On pirate maps, “X marks the spot.” When entering the main doors in most large malls across America, we find the information board with a map and key to help us locate a store. Our survey plans often have a location map. In parks there will be a placard with a big arrow that says “YOU ARE HERE.” These are all a necessity to find the place we seek.
A director of surveys for a Maryland firm told me about a time when he had a crew stake out a sanitary trunk line and things went wrong. It was probably marked with 8- or 10-foot offset stakes and it was a long straight run. After a large portion of the pipe was constructed, the contractor realized the pipeline was on the wrong side of the line of offset stakes. That would make it 16 or 20 feet from where it ought to be. In my area of the country a 30-foot-wide easement is large for a single sanitary line, and, at 16 feet from where it was intended, it would be outside the easement. I feel sure anyone reading this knows that the contractor tried to blame the survey crew.
After listening to this sad story, I decided to routinely set a stake at the rough location of the objects I am staking out. I just don’t want to receive manipulative phone calls from managers of poorly supervised construction crews.
For a proposed manhole I will place a lath and tie a different color flagging on it than the color I used for the offset stakes and mark it “PROPOSED MANHOLE.” At proposed inlets I will paint a white rectangle on the ground and cross hatch it. For “dig stakes” set for a deep dig on a house basement, I like to paint in short lines pointing from stake to stake so the dozer operator knows how the corners lie. There are times when I am asked to rough stake for footers in a basement hole, and I will set the outside building corners and paint not only the direction from corner to corner, but often the inside wall line so they know without a doubt what I was marking. You could say that I do this for them as part of the service, but really and most importantly I do it for myself.
Some years ago, I sent a competent crew chief out to stake a silt fence at the start of a large municipal park project. The contractor wanted to install the erosion and sedimentation controls. Along the property line were small trees and a lot of brush that needed to be cleared to install the fence, which was 5 feet off the property line. I instructed the party chief to use the line stakeout routine on the instrument and find an offset line that would allow him to give the contractor a long straight line to measure from. He came up with a 30-foot offset line, and it was very visible in the short grass. Anyone looking at the plan would know that the silt fence line was in the vegetation along the obvious property line and not out in the open field. I believe that anyone looking at a copy of the plan would know the silt fence belonged in the brush and not running through an open field where ball fields would be constructed.
So where did the construction crew put the silt fence? Right down the line of offset stakes. To make things worse, it was super silt fence that was installed on the equivalent of cyclone fence. To make things even worse, hard shale was under the thin layer of topsoil so it was very difficult to install.
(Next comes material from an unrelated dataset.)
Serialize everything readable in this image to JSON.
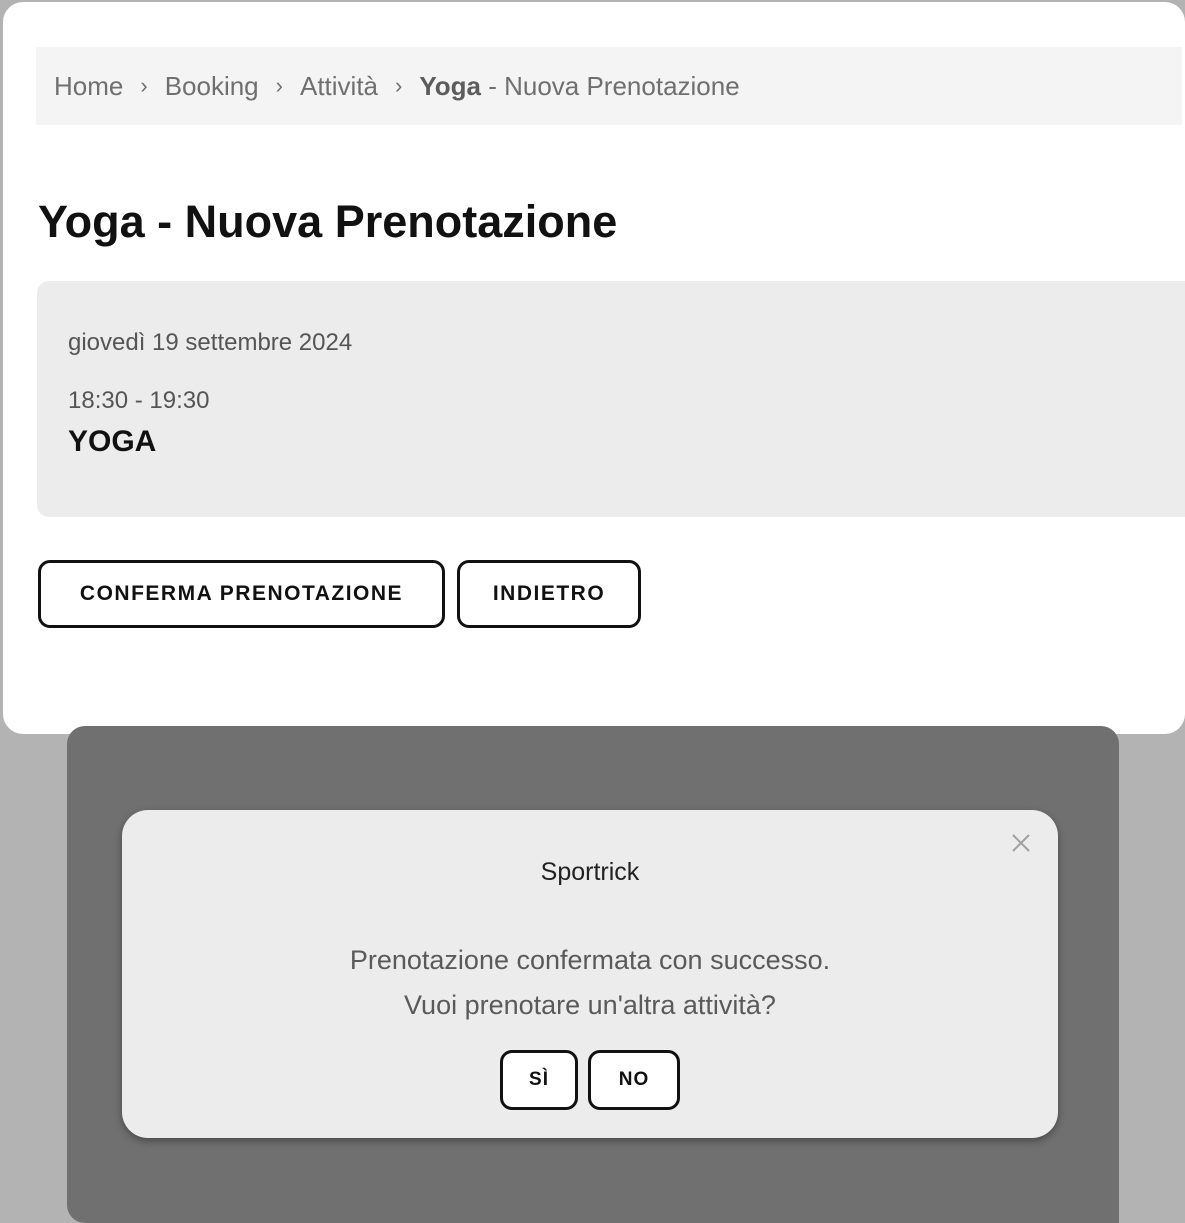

The contractor called cursing on the phone about 5 p.m. He really gave it to me for the error in staking the line and probably informed me it would be my cost to fix things. I was polite and told him I would go and check it out. I really like this contractor and he is a Cracker Jack operator. When he is on the job, I know things will always go right, or he will correct things and make field decisions that can be relied upon. In this case, he was elsewhere when the installation took place and one of his fellows phoned him to say things had gone wrong.
My father, a retired PE, taught me that it is best to examine yourself first to see if you have made a mistake and try to prove yourself wrong three times before telling someone else they are in error. In order to determine any errors my field crew had made, I drove out immediately to the job site to see what had happened. Upon arriving I saw the fence was obviously in a wrong location. The fence posts were gnarled on top from all the force necessary to drive them into the hard shale. The lath were clearly marked “30’ offset to silt fence” and flagged well. I took photographs of the markings on the lath. I called the contractor and told him the situation and he began to tell me that it said 30 inches and so it was the line staked out for a 30-inch silt fence. I don’t know a contractor in my area that does not know the offset symbol. It seemed this was going to lead to a long argument with this ordinarily great fellow.
Later that evening, I received a second phone call from that contractor. This time he apologized for what he had said earlier. He agreed that it was well marked and his crew was sent out by a foreman and they did not know what they were doing. There had been no field supervisor. Had my crew chief been able to set some stakes and mark them, “Silt fence to be installed here,” the problem might have been avoided; but then again, maybe not.
When the surveyor with the trunk line problem explained it to me, I thought back on the silt fence line. We often don’t see the person using our stakes. Even though they are emailed or faxed copies of field notes, we cannot be sure the field people actually received our notes. Letting an “X” mark the spot may help out an inexperienced person and save us headaches.